Starting with the first line, output the data exactly through to the end.
━━━ SUPPLIED RECORDS
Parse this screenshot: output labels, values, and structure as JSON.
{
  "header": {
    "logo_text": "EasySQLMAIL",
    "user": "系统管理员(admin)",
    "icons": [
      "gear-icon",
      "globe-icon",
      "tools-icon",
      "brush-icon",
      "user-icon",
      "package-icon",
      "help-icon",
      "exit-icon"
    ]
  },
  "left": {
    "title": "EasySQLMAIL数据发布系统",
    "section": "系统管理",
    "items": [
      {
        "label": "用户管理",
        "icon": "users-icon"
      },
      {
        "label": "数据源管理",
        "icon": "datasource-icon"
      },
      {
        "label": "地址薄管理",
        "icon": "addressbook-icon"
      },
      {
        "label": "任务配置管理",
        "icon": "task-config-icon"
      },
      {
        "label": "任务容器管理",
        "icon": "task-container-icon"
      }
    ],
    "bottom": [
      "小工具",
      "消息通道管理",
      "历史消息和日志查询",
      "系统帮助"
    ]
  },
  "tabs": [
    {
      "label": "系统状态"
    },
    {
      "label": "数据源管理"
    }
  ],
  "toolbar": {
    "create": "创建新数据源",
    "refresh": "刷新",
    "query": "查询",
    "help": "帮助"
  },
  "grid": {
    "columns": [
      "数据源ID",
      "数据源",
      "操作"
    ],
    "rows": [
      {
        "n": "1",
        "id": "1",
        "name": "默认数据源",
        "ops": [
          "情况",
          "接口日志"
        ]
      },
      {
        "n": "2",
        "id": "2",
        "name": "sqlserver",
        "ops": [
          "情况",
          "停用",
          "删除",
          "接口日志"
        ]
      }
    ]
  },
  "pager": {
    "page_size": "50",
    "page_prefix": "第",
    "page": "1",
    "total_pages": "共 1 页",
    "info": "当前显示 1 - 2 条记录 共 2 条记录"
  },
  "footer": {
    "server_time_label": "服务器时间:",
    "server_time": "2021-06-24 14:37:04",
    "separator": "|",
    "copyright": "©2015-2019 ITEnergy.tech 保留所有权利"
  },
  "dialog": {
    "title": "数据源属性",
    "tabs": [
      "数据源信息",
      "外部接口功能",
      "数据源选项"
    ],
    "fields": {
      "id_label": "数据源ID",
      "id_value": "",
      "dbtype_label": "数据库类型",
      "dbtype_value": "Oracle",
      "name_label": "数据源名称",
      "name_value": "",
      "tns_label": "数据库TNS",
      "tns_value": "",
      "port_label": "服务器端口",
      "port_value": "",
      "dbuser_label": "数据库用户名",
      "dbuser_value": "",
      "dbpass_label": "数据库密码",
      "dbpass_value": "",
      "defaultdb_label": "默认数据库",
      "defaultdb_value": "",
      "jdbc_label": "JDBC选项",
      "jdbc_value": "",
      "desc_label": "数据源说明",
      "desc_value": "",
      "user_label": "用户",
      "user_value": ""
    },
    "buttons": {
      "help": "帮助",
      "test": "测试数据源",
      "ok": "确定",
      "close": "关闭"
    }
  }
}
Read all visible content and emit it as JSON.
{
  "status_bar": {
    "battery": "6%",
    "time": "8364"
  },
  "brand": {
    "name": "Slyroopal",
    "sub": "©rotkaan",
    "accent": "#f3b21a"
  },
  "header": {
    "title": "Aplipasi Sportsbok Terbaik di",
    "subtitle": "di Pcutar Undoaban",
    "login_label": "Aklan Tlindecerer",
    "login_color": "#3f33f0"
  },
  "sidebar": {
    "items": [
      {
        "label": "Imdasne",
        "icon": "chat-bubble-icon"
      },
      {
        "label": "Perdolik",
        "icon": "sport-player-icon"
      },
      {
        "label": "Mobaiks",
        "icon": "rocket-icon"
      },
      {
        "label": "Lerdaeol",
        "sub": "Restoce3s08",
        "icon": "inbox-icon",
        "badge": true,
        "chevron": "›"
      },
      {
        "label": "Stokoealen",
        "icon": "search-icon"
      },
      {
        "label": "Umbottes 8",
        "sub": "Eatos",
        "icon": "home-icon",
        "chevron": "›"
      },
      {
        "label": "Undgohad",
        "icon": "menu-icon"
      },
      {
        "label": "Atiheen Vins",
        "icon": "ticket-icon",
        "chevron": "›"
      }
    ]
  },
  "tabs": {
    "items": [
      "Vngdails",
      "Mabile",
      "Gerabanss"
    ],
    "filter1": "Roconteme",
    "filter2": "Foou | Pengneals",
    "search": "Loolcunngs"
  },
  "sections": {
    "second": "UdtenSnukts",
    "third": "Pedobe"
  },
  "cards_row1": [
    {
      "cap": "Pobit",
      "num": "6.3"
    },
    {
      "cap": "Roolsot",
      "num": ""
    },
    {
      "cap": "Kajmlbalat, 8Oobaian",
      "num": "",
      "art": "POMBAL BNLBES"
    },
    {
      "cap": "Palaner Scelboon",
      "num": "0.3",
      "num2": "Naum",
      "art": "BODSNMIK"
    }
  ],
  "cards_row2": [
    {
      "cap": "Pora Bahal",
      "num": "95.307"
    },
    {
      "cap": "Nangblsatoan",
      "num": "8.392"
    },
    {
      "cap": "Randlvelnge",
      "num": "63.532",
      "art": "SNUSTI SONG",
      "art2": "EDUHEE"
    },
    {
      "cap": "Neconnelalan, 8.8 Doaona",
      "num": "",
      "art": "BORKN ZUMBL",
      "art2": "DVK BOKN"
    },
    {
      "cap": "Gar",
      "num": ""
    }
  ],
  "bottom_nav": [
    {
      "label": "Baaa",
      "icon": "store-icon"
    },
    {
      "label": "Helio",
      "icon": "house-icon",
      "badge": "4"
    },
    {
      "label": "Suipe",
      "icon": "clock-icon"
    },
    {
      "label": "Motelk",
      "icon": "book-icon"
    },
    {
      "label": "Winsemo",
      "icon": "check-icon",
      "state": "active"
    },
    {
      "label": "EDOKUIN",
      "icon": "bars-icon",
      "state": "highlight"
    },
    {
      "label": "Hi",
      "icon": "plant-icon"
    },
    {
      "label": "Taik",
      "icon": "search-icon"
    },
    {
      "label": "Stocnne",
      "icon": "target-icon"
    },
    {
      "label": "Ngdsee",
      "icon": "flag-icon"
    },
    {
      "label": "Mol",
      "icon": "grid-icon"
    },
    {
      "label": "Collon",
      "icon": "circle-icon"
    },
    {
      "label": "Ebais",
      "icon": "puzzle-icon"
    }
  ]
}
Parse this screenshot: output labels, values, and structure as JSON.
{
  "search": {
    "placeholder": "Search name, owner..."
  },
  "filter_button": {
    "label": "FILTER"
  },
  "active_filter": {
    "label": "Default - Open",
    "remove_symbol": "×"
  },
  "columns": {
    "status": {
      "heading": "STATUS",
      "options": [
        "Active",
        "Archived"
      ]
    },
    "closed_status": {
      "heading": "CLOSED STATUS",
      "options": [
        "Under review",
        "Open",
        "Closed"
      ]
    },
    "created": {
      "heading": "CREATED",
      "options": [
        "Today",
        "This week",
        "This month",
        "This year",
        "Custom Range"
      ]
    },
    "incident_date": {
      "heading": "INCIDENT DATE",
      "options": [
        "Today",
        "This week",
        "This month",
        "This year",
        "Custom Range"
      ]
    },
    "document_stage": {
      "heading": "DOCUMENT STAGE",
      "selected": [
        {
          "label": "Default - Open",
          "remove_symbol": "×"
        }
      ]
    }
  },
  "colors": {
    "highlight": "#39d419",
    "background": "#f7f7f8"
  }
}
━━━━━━
ANSWER TO THIS TASK.
Parse this screenshot: output labels, values, and structure as JSON.
{
  "header": {
    "logo_text": "EasySQLMAIL",
    "user": "系统管理员(admin)",
    "icons": [
      "gear-icon",
      "globe-icon",
      "tools-icon",
      "brush-icon",
      "user-icon",
      "package-icon",
      "help-icon",
      "exit-icon"
    ]
  },
  "left": {
    "title": "EasySQLMAIL数据发布系统",
    "section": "系统管理",
    "items": [
      {
        "label": "用户管理",
        "icon": "users-icon"
      },
      {
        "label": "数据源管理",
        "icon": "datasource-icon"
      },
      {
        "label": "地址薄管理",
        "icon": "addressbook-icon"
      },
      {
        "label": "任务配置管理",
        "icon": "task-config-icon"
      },
      {
        "label": "任务容器管理",
        "icon": "task-container-icon"
      }
    ],
    "bottom": [
      "小工具",
      "消息通道管理",
      "历史消息和日志查询",
      "系统帮助"
    ]
  },
  "tabs": [
    {
      "label": "系统状态"
    },
    {
      "label": "数据源管理"
    }
  ],
  "toolbar": {
    "create": "创建新数据源",
    "refresh": "刷新",
    "query": "查询",
    "help": "帮助"
  },
  "grid": {
    "columns": [
      "数据源ID",
      "数据源",
      "操作"
    ],
    "rows": [
      {
        "n": "1",
        "id": "1",
        "name": "默认数据源",
        "ops": [
          "情况",
          "接口日志"
        ]
      },
      {
        "n": "2",
        "id": "2",
        "name": "sqlserver",
        "ops": [
          "情况",
          "停用",
          "删除",
          "接口日志"
        ]
      }
    ]
  },
  "pager": {
    "page_size": "50",
    "page_prefix": "第",
    "page": "1",
    "total_pages": "共 1 页",
    "info": "当前显示 1 - 2 条记录 共 2 条记录"
  },
  "footer": {
    "server_time_label": "服务器时间:",
    "server_time": "2021-06-24 14:37:04",
    "separator": "|",
    "copyright": "©2015-2019 ITEnergy.tech 保留所有权利"
  },
  "dialog": {
    "title": "数据源属性",
    "tabs": [
      "数据源信息",
      "外部接口功能",
      "数据源选项"
    ],
    "fields": {
      "id_label": "数据源ID",
      "id_value": "",
      "dbtype_label": "数据库类型",
      "dbtype_value": "Oracle",
      "name_label": "数据源名称",
      "name_value": "",
      "tns_label": "数据库TNS",
      "tns_value": "",
      "port_label": "服务器端口",
      "port_value": "",
      "dbuser_label": "数据库用户名",
      "dbuser_value": "",
      "dbpass_label": "数据库密码",
      "dbpass_value": "",
      "defaultdb_label": "默认数据库",
      "defaultdb_value": "",
      "jdbc_label": "JDBC选项",
      "jdbc_value": "",
      "desc_label": "数据源说明",
      "desc_value": "",
      "user_label": "用户",
      "user_value": ""
    },
    "buttons": {
      "help": "帮助",
      "test": "测试数据源",
      "ok": "确定",
      "close": "关闭"
    }
  }
}
Read all visible content and emit it as JSON.
{
  "status_bar": {
    "battery": "6%",
    "time": "8364"
  },
  "brand": {
    "name": "Slyroopal",
    "sub": "©rotkaan",
    "accent": "#f3b21a"
  },
  "header": {
    "title": "Aplipasi Sportsbok Terbaik di",
    "subtitle": "di Pcutar Undoaban",
    "login_label": "Aklan Tlindecerer",
    "login_color": "#3f33f0"
  },
  "sidebar": {
    "items": [
      {
        "label": "Imdasne",
        "icon": "chat-bubble-icon"
      },
      {
        "label": "Perdolik",
        "icon": "sport-player-icon"
      },
      {
        "label": "Mobaiks",
        "icon": "rocket-icon"
      },
      {
        "label": "Lerdaeol",
        "sub": "Restoce3s08",
        "icon": "inbox-icon",
        "badge": true,
        "chevron": "›"
      },
      {
        "label": "Stokoealen",
        "icon": "search-icon"
      },
      {
        "label": "Umbottes 8",
        "sub": "Eatos",
        "icon": "home-icon",
        "chevron": "›"
      },
      {
        "label": "Undgohad",
        "icon": "menu-icon"
      },
      {
        "label": "Atiheen Vins",
        "icon": "ticket-icon",
        "chevron": "›"
      }
    ]
  },
  "tabs": {
    "items": [
      "Vngdails",
      "Mabile",
      "Gerabanss"
    ],
    "filter1": "Roconteme",
    "filter2": "Foou | Pengneals",
    "search": "Loolcunngs"
  },
  "sections": {
    "second": "UdtenSnukts",
    "third": "Pedobe"
  },
  "cards_row1": [
    {
      "cap": "Pobit",
      "num": "6.3"
    },
    {
      "cap": "Roolsot",
      "num": ""
    },
    {
      "cap": "Kajmlbalat, 8Oobaian",
      "num": "",
      "art": "POMBAL BNLBES"
    },
    {
      "cap": "Palaner Scelboon",
      "num": "0.3",
      "num2": "Naum",
      "art": "BODSNMIK"
    }
  ],
  "cards_row2": [
    {
      "cap": "Pora Bahal",
      "num": "95.307"
    },
    {
      "cap": "Nangblsatoan",
      "num": "8.392"
    },
    {
      "cap": "Randlvelnge",
      "num": "63.532",
      "art": "SNUSTI SONG",
      "art2": "EDUHEE"
    },
    {
      "cap": "Neconnelalan, 8.8 Doaona",
      "num": "",
      "art": "BORKN ZUMBL",
      "art2": "DVK BOKN"
    },
    {
      "cap": "Gar",
      "num": ""
    }
  ],
  "bottom_nav": [
    {
      "label": "Baaa",
      "icon": "store-icon"
    },
    {
      "label": "Helio",
      "icon": "house-icon",
      "badge": "4"
    },
    {
      "label": "Suipe",
      "icon": "clock-icon"
    },
    {
      "label": "Motelk",
      "icon": "book-icon"
    },
    {
      "label": "Winsemo",
      "icon": "check-icon",
      "state": "active"
    },
    {
      "label": "EDOKUIN",
      "icon": "bars-icon",
      "state": "highlight"
    },
    {
      "label": "Hi",
      "icon": "plant-icon"
    },
    {
      "label": "Taik",
      "icon": "search-icon"
    },
    {
      "label": "Stocnne",
      "icon": "target-icon"
    },
    {
      "label": "Ngdsee",
      "icon": "flag-icon"
    },
    {
      "label": "Mol",
      "icon": "grid-icon"
    },
    {
      "label": "Collon",
      "icon": "circle-icon"
    },
    {
      "label": "Ebais",
      "icon": "puzzle-icon"
    }
  ]
}
Parse this screenshot: output labels, values, and structure as JSON.
{
  "search": {
    "placeholder": "Search name, owner..."
  },
  "filter_button": {
    "label": "FILTER"
  },
  "active_filter": {
    "label": "Default - Open",
    "remove_symbol": "×"
  },
  "columns": {
    "status": {
      "heading": "STATUS",
      "options": [
        "Active",
        "Archived"
      ]
    },
    "closed_status": {
      "heading": "CLOSED STATUS",
      "options": [
        "Under review",
        "Open",
        "Closed"
      ]
    },
    "created": {
      "heading": "CREATED",
      "options": [
        "Today",
        "This week",
        "This month",
        "This year",
        "Custom Range"
      ]
    },
    "incident_date": {
      "heading": "INCIDENT DATE",
      "options": [
        "Today",
        "This week",
        "This month",
        "This year",
        "Custom Range"
      ]
    },
    "document_stage": {
      "heading": "DOCUMENT STAGE",
      "selected": [
        {
          "label": "Default - Open",
          "remove_symbol": "×"
        }
      ]
    }
  },
  "colors": {
    "highlight": "#39d419",
    "background": "#f7f7f8"
  }
}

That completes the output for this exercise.